Girish Mahajan (Editor)

Senna (plant)

Updated on
Share on FacebookTweet on TwitterShare on LinkedInShare on Reddit

Scientific name

Higher classification


Senna (plant) Senna NutraWiki

Lower classifications
Alexandrian senna, Sicklepod, Senna alata, Senna siamea, Senna occidentalis

Senna plant

Senna (from Arabic sanā), the sennas, is a large genus of flowering plants in the legume family Fabaceae, and the subfamily Caesalpinioideae. This diverse genus is native throughout the tropics, with a small number of species in temperate regions. The number of Species is estimated to be from about 260 to 350. The type species for the genus is Senna alexandrina. About 50 species of Senna are known in cultivation.


Senna (plant) Senna Leaf for Weight Loss Tea Laxative Benefits Does it Work


Senna (plant) Senna plant medicinal uses and photos Traditional medicine

Senna includes herbs, shrubs, and trees. The leaves are pinnate with opposite paired leaflets. The inflorescences are racemes at the ends of branches or emerging from the leaf axils. The flower has five sepals and five usually yellow petals. There are ten straight stamens. The stamens may be different sizes, and some are staminodes.

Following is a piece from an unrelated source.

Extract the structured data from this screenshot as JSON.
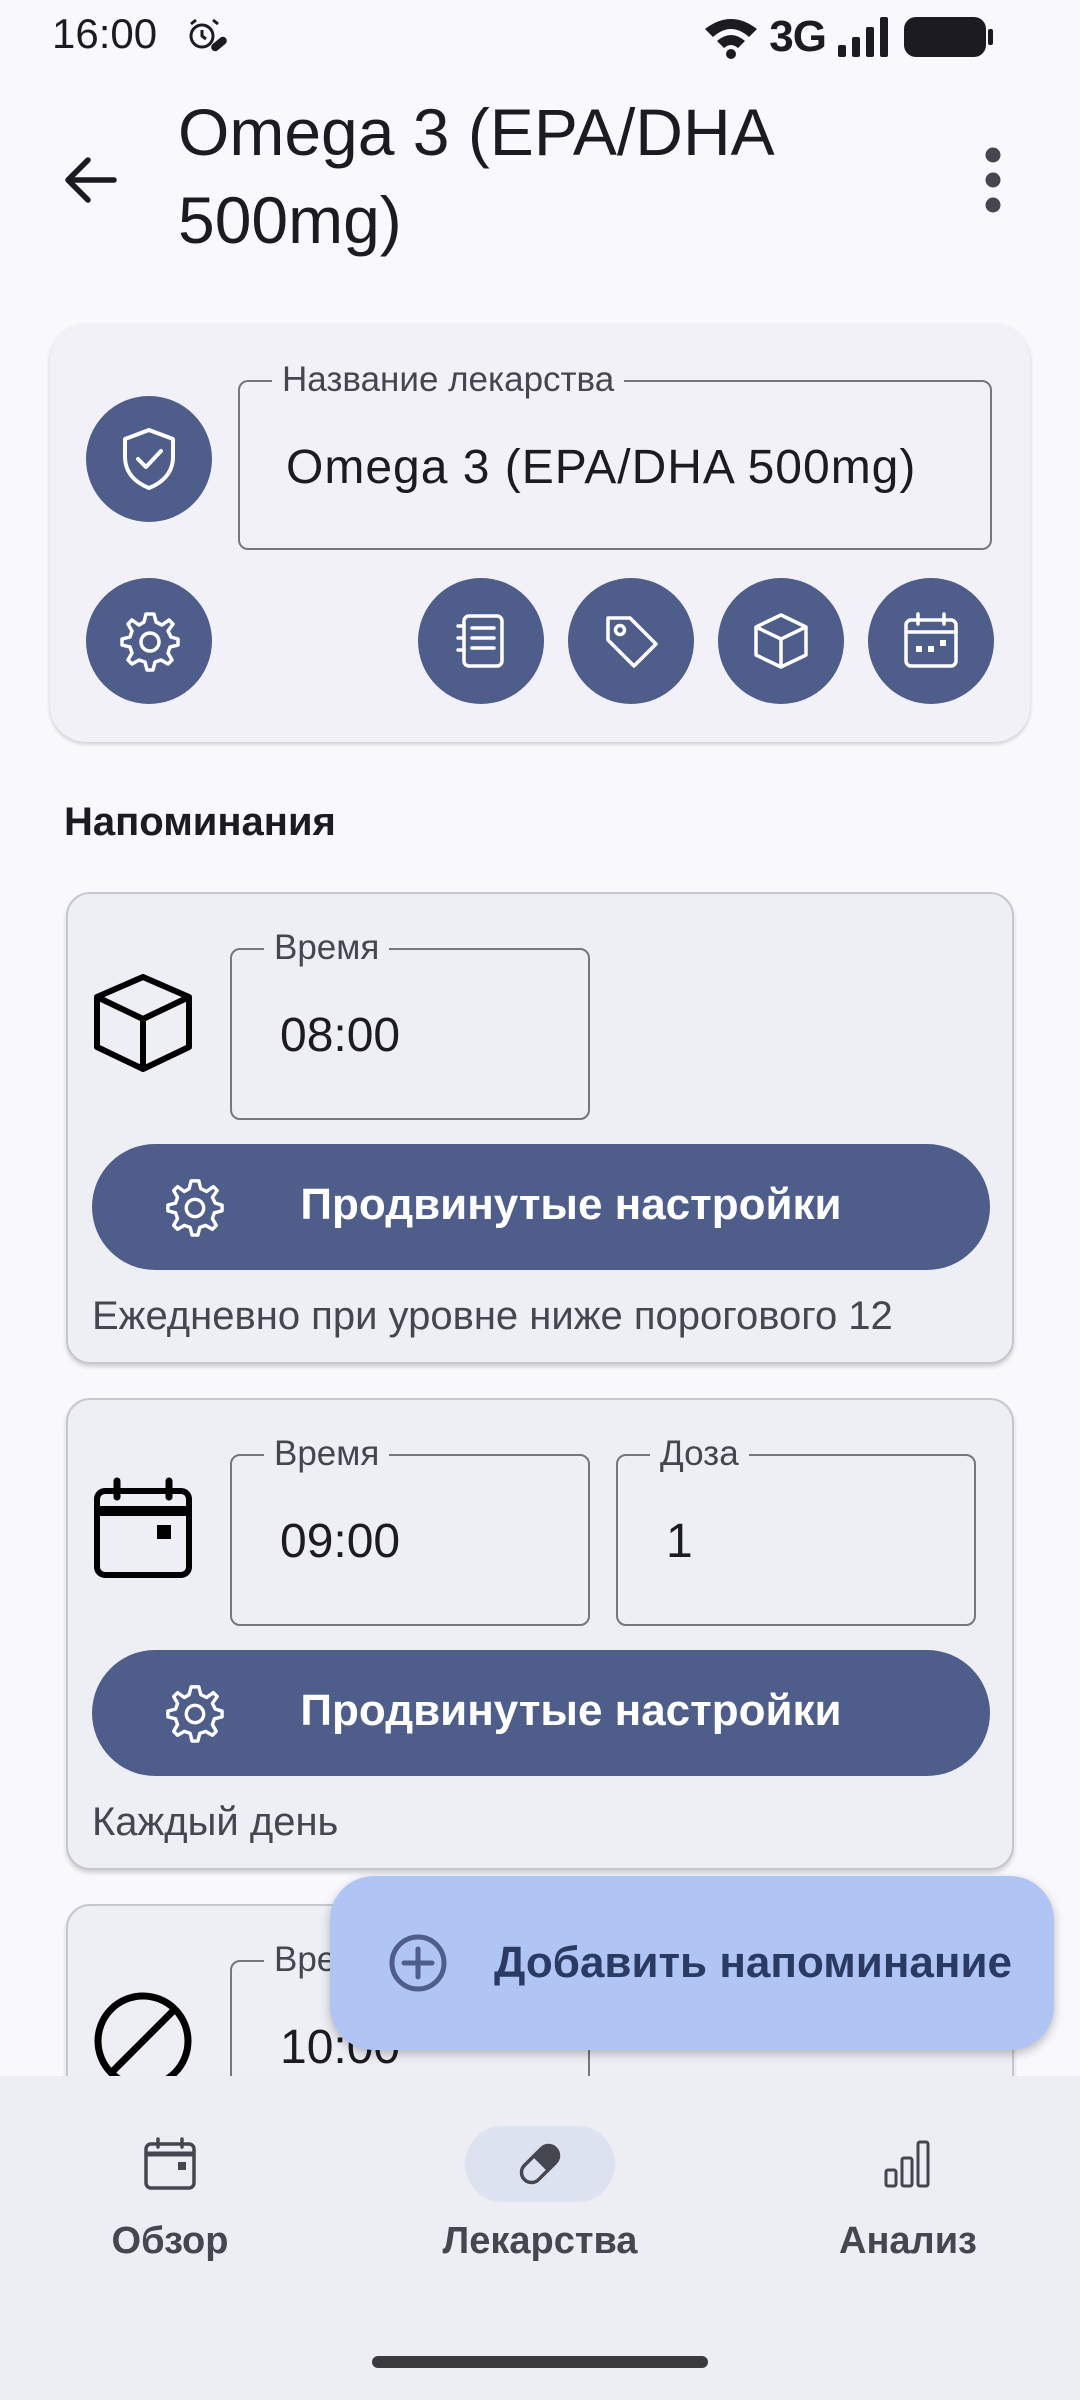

The fruit is a legume pod containing several seeds.


Senna (plant) httpsuploadwikimediaorgwikipediacommonsthu

Chamaecrista, Cassia, and Senna form a monophyletic group which some authors have called Cassia sensu lato. In 1982, the group was named Cassiinae and classified as a subtribe of the tribe Cassieae. The tribe Cassieae contains 21 genera and is now known to be polyphyletic, but the classification is still accepted because a revision of Fabaceae has yet to be published.

Senna (plant) Senna plant medicinal uses and photos Traditional medicine

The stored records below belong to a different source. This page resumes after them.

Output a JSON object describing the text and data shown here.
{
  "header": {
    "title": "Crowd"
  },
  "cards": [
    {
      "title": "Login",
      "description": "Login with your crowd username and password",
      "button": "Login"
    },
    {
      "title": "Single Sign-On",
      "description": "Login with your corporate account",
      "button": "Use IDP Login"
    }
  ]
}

The genus Senna has had a complex taxonomic history. What is now known as Senna was included by Linnaeus in his concept of Cassia in Species Plantarum in 1753. Philip Miller segregated Senna from Cassia in 1754 in the fourth edition of The Gardeners Dictionary. Until 1982, many authors, following Linnaeus, did not recognize Senna and Chamaecrista, but included them in a broadly circumscribed Cassia sensu lato. Phylogenetic analyses of DNA have shown that Chamaecrista, Cassia, and Senna are all monophyletic, but the relationships between these three genera have not been resolved. They are therefore shown in phylogenetic trees as a tritomy.

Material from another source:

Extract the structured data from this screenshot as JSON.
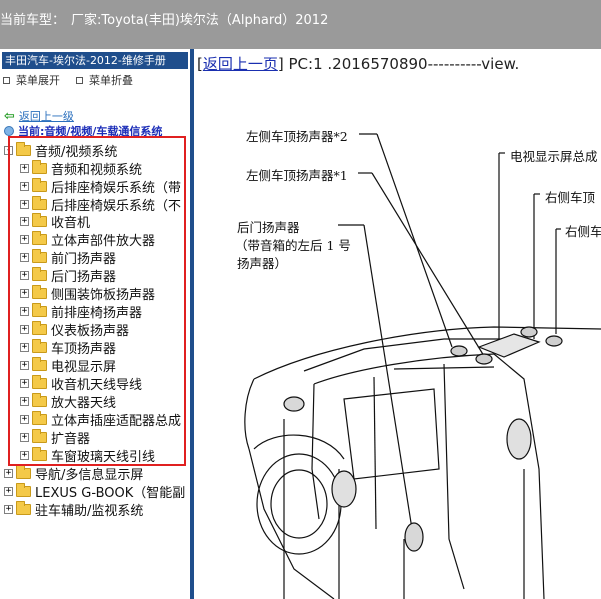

The caterpillars of many Lepidoptera species feed on Senna plants. The black witch (Ascalapha odorata), two-barred flasher (Astraptes fulgerator), common emigrant (Catopsilia pomona), and mottled emigrant (C. pyranthe) have all been recorded on candle bush (S. alata), for example.

Senna species are pollinated by a variety of bees, especially large female bees in genera such as Xylocopa. Some species also have extrafloral nectaries on the leaves or flower stalks, which attract ants, but do not benefit pollinators. The ants probably deter herbivores.


Some Senna species are used as ornamental plants in landscaping. The species is adapted to many climate types.

Cassia gum, an extract of the seeds of Chinese senna (S. obtusifolia), is used as a thickening agent. The leaves and flowers of Siamese cassia (S. siamea) are used in some Southeast Asian cuisines, such as Thai and Lao cuisines. They are known as khi-lek in Thai, and are used in curries.

Historically, Egyptian senna (S. alexandrina) was used as a laxative in the form of senna pods, or as herbal tea made from the leaves. Many modern laxatives contain extracts of senna. The active ingredients are several senna glycosides


Senna comprises the following species:

Species names with uncertain taxonomic status

The status of the following species is unresolved:


Senna (plant) Wikipedia

Similar Topics